• _WORK TO BE COMPLETED_: The response should contain all of the records, copied exactly, and none of the images.
++++
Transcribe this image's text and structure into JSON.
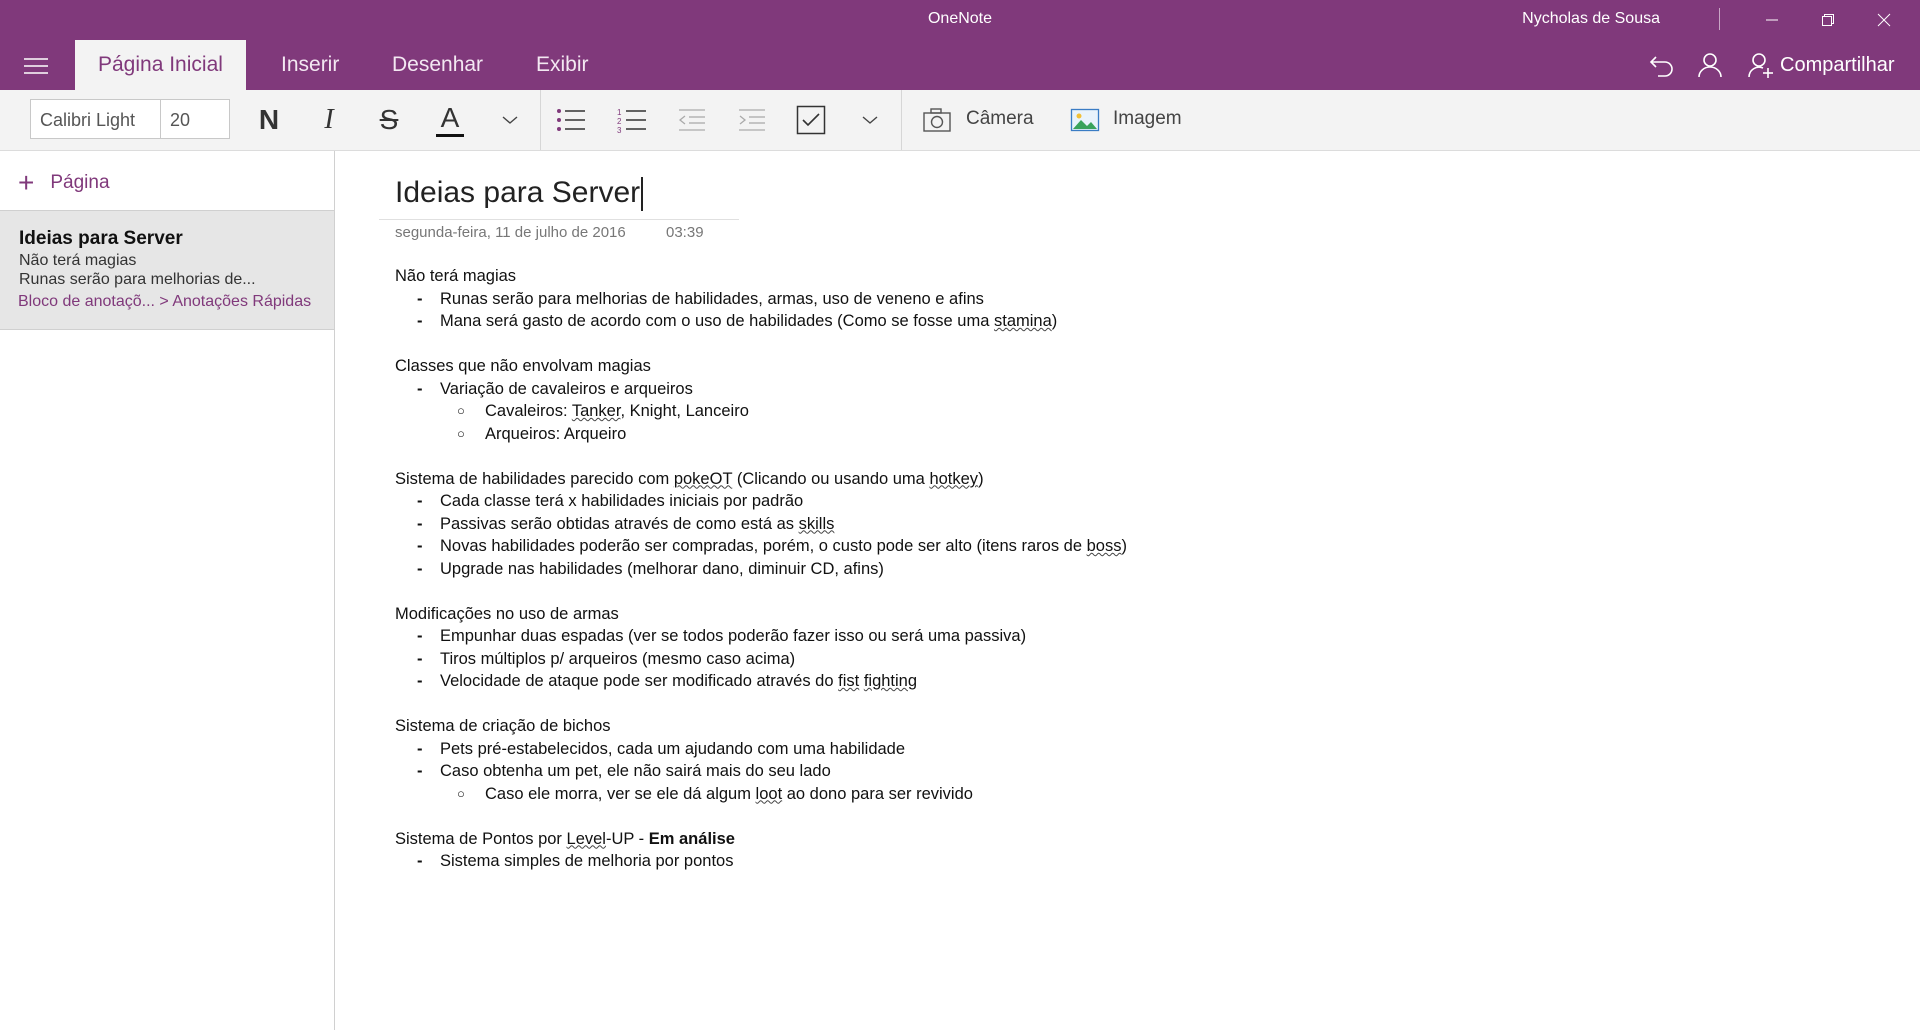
{
  "window": {
    "app_title": "OneNote",
    "user_name": "Nycholas de Sousa"
  },
  "tabs": {
    "home": "Página Inicial",
    "insert": "Inserir",
    "draw": "Desenhar",
    "view": "Exibir"
  },
  "toolbar": {
    "share_label": "Compartilhar",
    "font_name": "Calibri Light",
    "font_size": "20",
    "bold_glyph": "N",
    "italic_glyph": "I",
    "strike_glyph": "S",
    "color_glyph": "A",
    "camera_label": "Câmera",
    "image_label": "Imagem",
    "accent_color": "#80397b",
    "font_color_bar": "#111111"
  },
  "sidebar": {
    "add_page_label": "Página",
    "page": {
      "title": "Ideias para Server",
      "preview_line1": "Não terá magias",
      "preview_line2": "Runas serão para melhorias de...",
      "breadcrumb": "Bloco de anotaçõ...  >  Anotações Rápidas"
    }
  },
  "note": {
    "title": "Ideias para Server",
    "date": "segunda-feira, 11 de julho de 2016",
    "time": "03:39",
    "s1": {
      "heading": "Não terá magias",
      "i1": "Runas serão para melhorias de habilidades, armas, uso de veneno e afins",
      "i2a": "Mana será gasto de acordo com o uso de habilidades (Como se fosse uma ",
      "i2b": "stamina",
      "i2c": ")"
    },
    "s2": {
      "heading": "Classes que não envolvam magias",
      "i1": "Variação de cavaleiros e arqueiros",
      "i1a_a": "Cavaleiros: ",
      "i1a_b": "Tanker",
      "i1a_c": ", Knight, Lanceiro",
      "i1b": "Arqueiros: Arqueiro"
    },
    "s3": {
      "heading_a": "Sistema de habilidades parecido com ",
      "heading_b": "pokeOT",
      "heading_c": " (Clicando ou usando uma ",
      "heading_d": "hotkey",
      "heading_e": ")",
      "i1": "Cada classe terá x habilidades iniciais por padrão",
      "i2a": "Passivas serão obtidas através de como está as ",
      "i2b": "skills",
      "i3a": "Novas habilidades poderão ser compradas, porém, o custo pode ser alto (itens raros de ",
      "i3b": "boss",
      "i3c": ")",
      "i4": "Upgrade nas habilidades (melhorar dano, diminuir CD, afins)"
    },
    "s4": {
      "heading": "Modificações no uso de armas",
      "i1": "Empunhar duas espadas  (ver se todos poderão fazer isso ou será uma passiva)",
      "i2": "Tiros múltiplos p/ arqueiros (mesmo caso acima)",
      "i3a": "Velocidade de ataque pode ser modificado através do ",
      "i3b": "fist",
      "i3c": " ",
      "i3d": "fighting"
    },
    "s5": {
      "heading": "Sistema de criação de bichos",
      "i1": "Pets pré-estabelecidos, cada um ajudando com uma habilidade",
      "i2": "Caso obtenha um pet, ele não sairá mais do seu lado",
      "i2a_a": "Caso ele morra, ver se ele dá algum ",
      "i2a_b": "loot",
      "i2a_c": " ao dono para ser revivido"
    },
    "s6": {
      "heading_a": "Sistema de Pontos por ",
      "heading_b": "Level",
      "heading_c": "-UP - ",
      "heading_d": "Em análise",
      "i1": "Sistema simples de melhoria por pontos"
    }
  }
}
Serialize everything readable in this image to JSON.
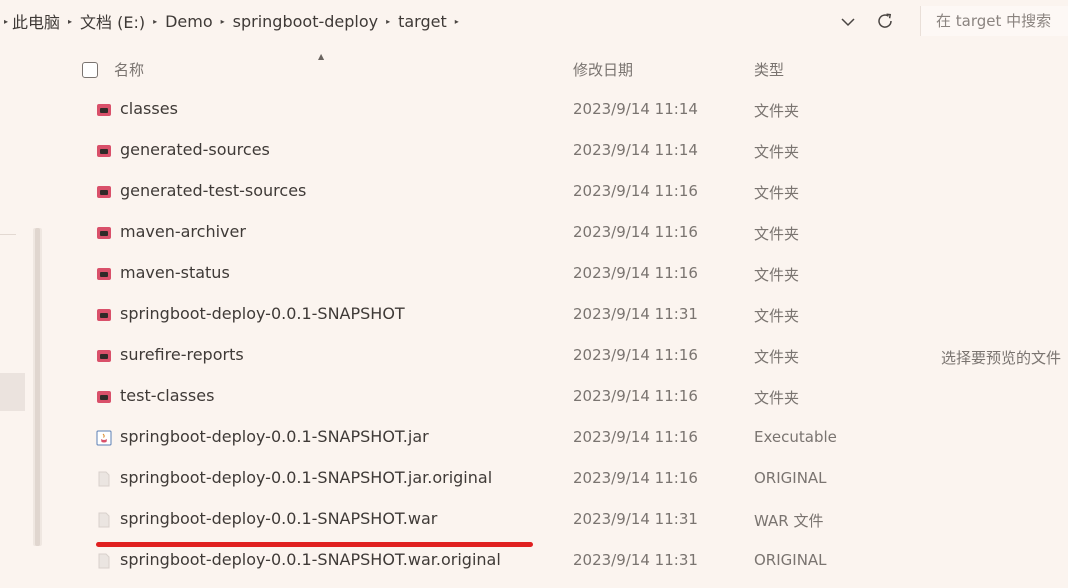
{
  "address_bar": {
    "breadcrumbs": [
      "此电脑",
      "文档 (E:)",
      "Demo",
      "springboot-deploy",
      "target"
    ],
    "search_placeholder": "在 target 中搜索"
  },
  "columns": {
    "name": "名称",
    "date": "修改日期",
    "type": "类型"
  },
  "files": [
    {
      "name": "classes",
      "date": "2023/9/14 11:14",
      "type": "文件夹",
      "icon": "folder-icon"
    },
    {
      "name": "generated-sources",
      "date": "2023/9/14 11:14",
      "type": "文件夹",
      "icon": "folder-icon"
    },
    {
      "name": "generated-test-sources",
      "date": "2023/9/14 11:16",
      "type": "文件夹",
      "icon": "folder-icon"
    },
    {
      "name": "maven-archiver",
      "date": "2023/9/14 11:16",
      "type": "文件夹",
      "icon": "folder-icon"
    },
    {
      "name": "maven-status",
      "date": "2023/9/14 11:16",
      "type": "文件夹",
      "icon": "folder-icon"
    },
    {
      "name": "springboot-deploy-0.0.1-SNAPSHOT",
      "date": "2023/9/14 11:31",
      "type": "文件夹",
      "icon": "folder-icon"
    },
    {
      "name": "surefire-reports",
      "date": "2023/9/14 11:16",
      "type": "文件夹",
      "icon": "folder-icon"
    },
    {
      "name": "test-classes",
      "date": "2023/9/14 11:16",
      "type": "文件夹",
      "icon": "folder-icon"
    },
    {
      "name": "springboot-deploy-0.0.1-SNAPSHOT.jar",
      "date": "2023/9/14 11:16",
      "type": "Executable",
      "icon": "jar-file-icon"
    },
    {
      "name": "springboot-deploy-0.0.1-SNAPSHOT.jar.original",
      "date": "2023/9/14 11:16",
      "type": "ORIGINAL",
      "icon": "generic-file-icon"
    },
    {
      "name": "springboot-deploy-0.0.1-SNAPSHOT.war",
      "date": "2023/9/14 11:31",
      "type": "WAR 文件",
      "icon": "generic-file-icon"
    },
    {
      "name": "springboot-deploy-0.0.1-SNAPSHOT.war.original",
      "date": "2023/9/14 11:31",
      "type": "ORIGINAL",
      "icon": "generic-file-icon"
    }
  ],
  "preview_pane": {
    "message": "选择要预览的文件"
  },
  "colors": {
    "background": "#fbf4ef",
    "folder": "#d9506a",
    "highlight_underline": "#e02020"
  }
}
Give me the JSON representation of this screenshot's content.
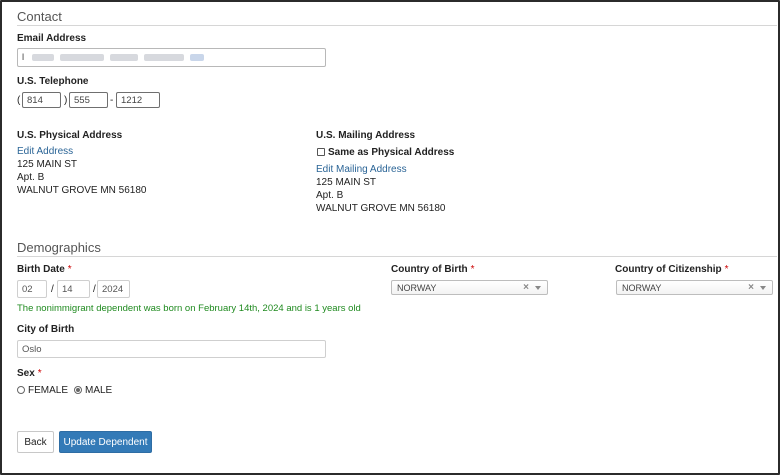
{
  "contact": {
    "title": "Contact",
    "email_label": "Email Address",
    "email_prefix": "l",
    "phone_label": "U.S. Telephone",
    "phone_open": "(",
    "phone_close": ")",
    "phone_dash": "-",
    "phone_area": "814",
    "phone_prefix": "555",
    "phone_line": "1212",
    "physical": {
      "label": "U.S. Physical Address",
      "edit_link": "Edit Address",
      "line1": "125 MAIN ST",
      "line2": "Apt. B",
      "line3": "WALNUT GROVE MN 56180"
    },
    "mailing": {
      "label": "U.S. Mailing Address",
      "same_label": "Same as Physical Address",
      "edit_link": "Edit Mailing Address",
      "line1": "125 MAIN ST",
      "line2": "Apt. B",
      "line3": "WALNUT GROVE MN 56180"
    }
  },
  "demographics": {
    "title": "Demographics",
    "required_mark": "*",
    "birth_date_label": "Birth Date",
    "birth_month": "02",
    "birth_day": "14",
    "birth_year": "2024",
    "date_sep": "/",
    "birth_hint": "The nonimmigrant dependent was born on February 14th, 2024 and is 1 years old",
    "country_birth_label": "Country of Birth",
    "country_birth_value": "NORWAY",
    "country_citizenship_label": "Country of Citizenship",
    "country_citizenship_value": "NORWAY",
    "clear_glyph": "×",
    "city_label": "City of Birth",
    "city_value": "Oslo",
    "sex_label": "Sex",
    "sex_female": "FEMALE",
    "sex_male": "MALE",
    "sex_selected": "MALE"
  },
  "actions": {
    "back": "Back",
    "update": "Update Dependent"
  },
  "colors": {
    "link": "#2a6496",
    "primary": "#337ab7",
    "hint": "#1f8a1f",
    "required": "#cc0000"
  }
}
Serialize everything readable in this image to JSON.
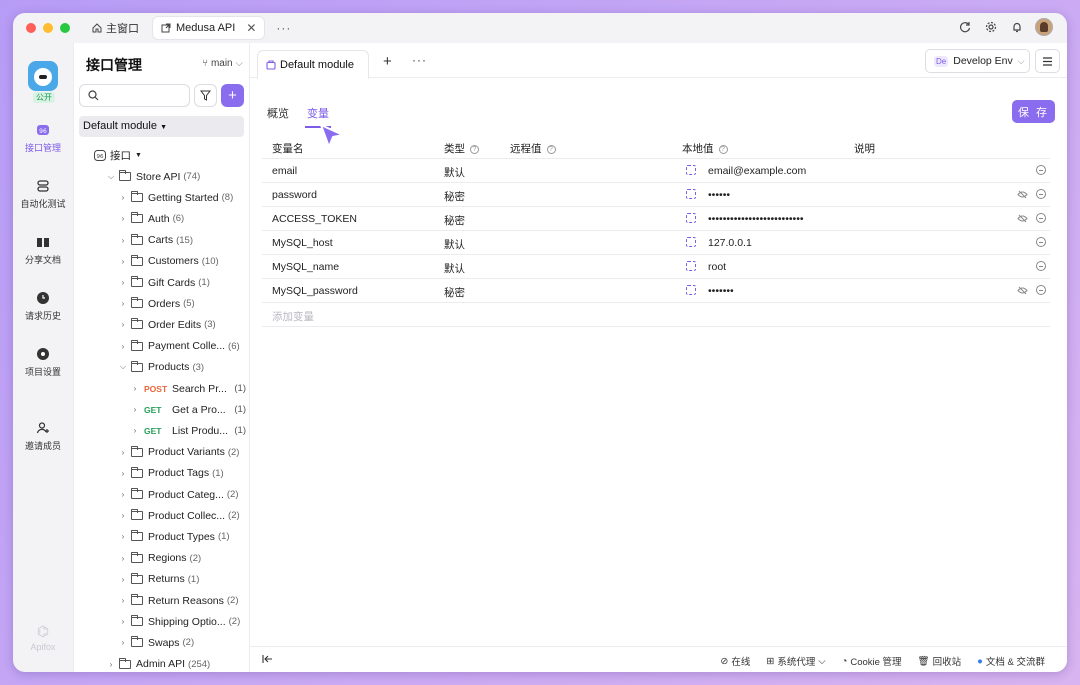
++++
• _EXERCISE RESPONSE_:
Transcribe this image's text and structure into JSON.
{
  "window": {
    "app_title": "OneNote",
    "user_name": "Nycholas de Sousa"
  },
  "tabs": {
    "home": "Página Inicial",
    "insert": "Inserir",
    "draw": "Desenhar",
    "view": "Exibir"
  },
  "toolbar": {
    "share_label": "Compartilhar",
    "font_name": "Calibri Light",
    "font_size": "20",
    "bold_glyph": "N",
    "italic_glyph": "I",
    "strike_glyph": "S",
    "color_glyph": "A",
    "camera_label": "Câmera",
    "image_label": "Imagem",
    "accent_color": "#80397b",
    "font_color_bar": "#111111"
  },
  "sidebar": {
    "add_page_label": "Página",
    "page": {
      "title": "Ideias para Server",
      "preview_line1": "Não terá magias",
      "preview_line2": "Runas serão para melhorias de...",
      "breadcrumb": "Bloco de anotaçõ...  >  Anotações Rápidas"
    }
  },
  "note": {
    "title": "Ideias para Server",
    "date": "segunda-feira, 11 de julho de 2016",
    "time": "03:39",
    "s1": {
      "heading": "Não terá magias",
      "i1": "Runas serão para melhorias de habilidades, armas, uso de veneno e afins",
      "i2a": "Mana será gasto de acordo com o uso de habilidades (Como se fosse uma ",
      "i2b": "stamina",
      "i2c": ")"
    },
    "s2": {
      "heading": "Classes que não envolvam magias",
      "i1": "Variação de cavaleiros e arqueiros",
      "i1a_a": "Cavaleiros: ",
      "i1a_b": "Tanker",
      "i1a_c": ", Knight, Lanceiro",
      "i1b": "Arqueiros: Arqueiro"
    },
    "s3": {
      "heading_a": "Sistema de habilidades parecido com ",
      "heading_b": "pokeOT",
      "heading_c": " (Clicando ou usando uma ",
      "heading_d": "hotkey",
      "heading_e": ")",
      "i1": "Cada classe terá x habilidades iniciais por padrão",
      "i2a": "Passivas serão obtidas através de como está as ",
      "i2b": "skills",
      "i3a": "Novas habilidades poderão ser compradas, porém, o custo pode ser alto (itens raros de ",
      "i3b": "boss",
      "i3c": ")",
      "i4": "Upgrade nas habilidades (melhorar dano, diminuir CD, afins)"
    },
    "s4": {
      "heading": "Modificações no uso de armas",
      "i1": "Empunhar duas espadas  (ver se todos poderão fazer isso ou será uma passiva)",
      "i2": "Tiros múltiplos p/ arqueiros (mesmo caso acima)",
      "i3a": "Velocidade de ataque pode ser modificado através do ",
      "i3b": "fist",
      "i3c": " ",
      "i3d": "fighting"
    },
    "s5": {
      "heading": "Sistema de criação de bichos",
      "i1": "Pets pré-estabelecidos, cada um ajudando com uma habilidade",
      "i2": "Caso obtenha um pet, ele não sairá mais do seu lado",
      "i2a_a": "Caso ele morra, ver se ele dá algum ",
      "i2a_b": "loot",
      "i2a_c": " ao dono para ser revivido"
    },
    "s6": {
      "heading_a": "Sistema de Pontos por ",
      "heading_b": "Level",
      "heading_c": "-UP - ",
      "heading_d": "Em análise",
      "i1": "Sistema simples de melhoria por pontos"
    }
  }
}
Serialize everything readable in this image to JSON.
{
  "address_bar": {
    "breadcrumbs": [
      "此电脑",
      "文档 (E:)",
      "Demo",
      "springboot-deploy",
      "target"
    ],
    "search_placeholder": "在 target 中搜索"
  },
  "columns": {
    "name": "名称",
    "date": "修改日期",
    "type": "类型"
  },
  "files": [
    {
      "name": "classes",
      "date": "2023/9/14 11:14",
      "type": "文件夹",
      "icon": "folder-icon"
    },
    {
      "name": "generated-sources",
      "date": "2023/9/14 11:14",
      "type": "文件夹",
      "icon": "folder-icon"
    },
    {
      "name": "generated-test-sources",
      "date": "2023/9/14 11:16",
      "type": "文件夹",
      "icon": "folder-icon"
    },
    {
      "name": "maven-archiver",
      "date": "2023/9/14 11:16",
      "type": "文件夹",
      "icon": "folder-icon"
    },
    {
      "name": "maven-status",
      "date": "2023/9/14 11:16",
      "type": "文件夹",
      "icon": "folder-icon"
    },
    {
      "name": "springboot-deploy-0.0.1-SNAPSHOT",
      "date": "2023/9/14 11:31",
      "type": "文件夹",
      "icon": "folder-icon"
    },
    {
      "name": "surefire-reports",
      "date": "2023/9/14 11:16",
      "type": "文件夹",
      "icon": "folder-icon"
    },
    {
      "name": "test-classes",
      "date": "2023/9/14 11:16",
      "type": "文件夹",
      "icon": "folder-icon"
    },
    {
      "name": "springboot-deploy-0.0.1-SNAPSHOT.jar",
      "date": "2023/9/14 11:16",
      "type": "Executable",
      "icon": "jar-file-icon"
    },
    {
      "name": "springboot-deploy-0.0.1-SNAPSHOT.jar.original",
      "date": "2023/9/14 11:16",
      "type": "ORIGINAL",
      "icon": "generic-file-icon"
    },
    {
      "name": "springboot-deploy-0.0.1-SNAPSHOT.war",
      "date": "2023/9/14 11:31",
      "type": "WAR 文件",
      "icon": "generic-file-icon"
    },
    {
      "name": "springboot-deploy-0.0.1-SNAPSHOT.war.original",
      "date": "2023/9/14 11:31",
      "type": "ORIGINAL",
      "icon": "generic-file-icon"
    }
  ],
  "preview_pane": {
    "message": "选择要预览的文件"
  },
  "colors": {
    "background": "#fbf4ef",
    "folder": "#d9506a",
    "highlight_underline": "#e02020"
  }
}
Give me the JSON representation of this screenshot's content.
{
  "contact": {
    "title": "Contact",
    "email_label": "Email Address",
    "email_prefix": "l",
    "phone_label": "U.S. Telephone",
    "phone_open": "(",
    "phone_close": ")",
    "phone_dash": "-",
    "phone_area": "814",
    "phone_prefix": "555",
    "phone_line": "1212",
    "physical": {
      "label": "U.S. Physical Address",
      "edit_link": "Edit Address",
      "line1": "125 MAIN ST",
      "line2": "Apt. B",
      "line3": "WALNUT GROVE MN 56180"
    },
    "mailing": {
      "label": "U.S. Mailing Address",
      "same_label": "Same as Physical Address",
      "edit_link": "Edit Mailing Address",
      "line1": "125 MAIN ST",
      "line2": "Apt. B",
      "line3": "WALNUT GROVE MN 56180"
    }
  },
  "demographics": {
    "title": "Demographics",
    "required_mark": "*",
    "birth_date_label": "Birth Date",
    "birth_month": "02",
    "birth_day": "14",
    "birth_year": "2024",
    "date_sep": "/",
    "birth_hint": "The nonimmigrant dependent was born on February 14th, 2024 and is 1 years old",
    "country_birth_label": "Country of Birth",
    "country_birth_value": "NORWAY",
    "country_citizenship_label": "Country of Citizenship",
    "country_citizenship_value": "NORWAY",
    "clear_glyph": "×",
    "city_label": "City of Birth",
    "city_value": "Oslo",
    "sex_label": "Sex",
    "sex_female": "FEMALE",
    "sex_male": "MALE",
    "sex_selected": "MALE"
  },
  "actions": {
    "back": "Back",
    "update": "Update Dependent"
  },
  "colors": {
    "link": "#2a6496",
    "primary": "#337ab7",
    "hint": "#1f8a1f",
    "required": "#cc0000"
  }
}
Serialize everything readable in this image to JSON.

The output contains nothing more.